Sunday, April 2, 2017

"Melodrama" and "Camp"

While reading Jane Feuer's piece on some of the gendered elements in melodrama, I was reminded of an article by Anjelica Jade Bastien about a similar recent proliferation of female-led projects being described/dismissed as "camp." As she writes, "Being labeled as camp can turn the boldest works about the interior lives of complex women into a curiosity, a joke, a punch line."

Here is a link to the full piece:

Do you agree that the labels of "melodrama" and/or "camp" might be unfairly distributed along gender lines?


  1. I'm interested in this question. While I think I do agree with Feuer about the term "melodrama" being unfairly gendered, I find the term "camp" a little less gendered (strictly speaking of the gender binary here). In another class I'm taking on queer theory, we read a book about the construction of campiness (here, thinking both of what appears on screen and the labor of campiness) and its relation to gay, male culture. This article points to the Crawford/Davis Feud and the new show coming out, but I think it's important also to note that Bette Davis, while a camp icon, certainly had and still has a strong, almost cult-like following in many gay male communities. Moreover, I think that there are more male performances that are considered campy than there are that are considered "melodramatic" (think Johnny Depp in Cry Baby). That said, I think when thinking of "camp" and its association to the female, I think it's equally important to consider its relation to the gay male culture as well.

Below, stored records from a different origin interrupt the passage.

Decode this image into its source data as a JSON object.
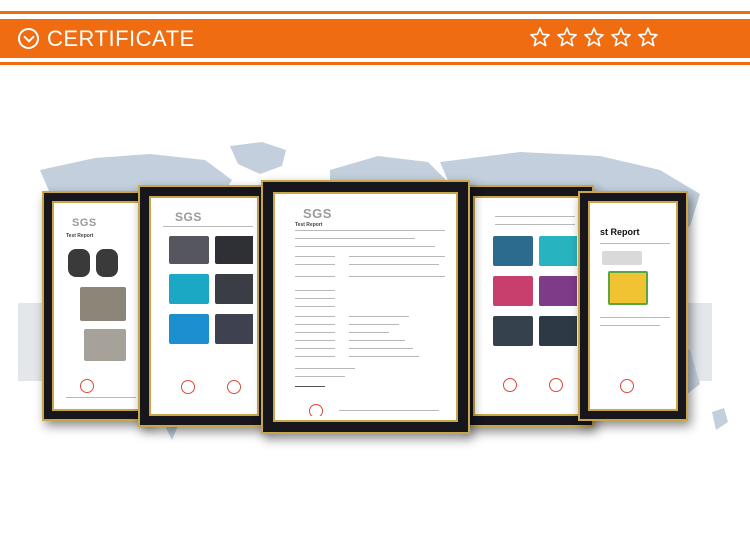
{
  "header": {
    "title": "CERTIFICATE",
    "rating_stars": 5,
    "colors": {
      "accent": "#ef6c11",
      "text": "#ffffff"
    },
    "icons": [
      "check-circle-icon",
      "star-outline-icon"
    ]
  },
  "certificates": [
    {
      "logo": "SGS",
      "heading": "Test Report"
    },
    {
      "logo": "SGS",
      "heading": ""
    },
    {
      "logo": "SGS",
      "heading": "Test Report"
    },
    {
      "logo": "",
      "heading": ""
    },
    {
      "logo": "",
      "heading": "st Report"
    }
  ]
}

  2. I think camp often has a certain association with female driven narratives. There's something about witty females subverting mainstream norms that often becomes classified as camp. The label of camp can soften the impact of the underlying drama in stories like Feud, bringing it into the realm of chuckle-worthy, but easy to dismiss. I think this is a fault in the historical definition of camp, not in the genre itself. Perhaps people have been taught to see camp as something that one can dismiss, but it should be taught as something that's subverts the mainstream in, not only those chuckle-worthy moments, but the more dramatic moments in between that delve into something real and more tangible.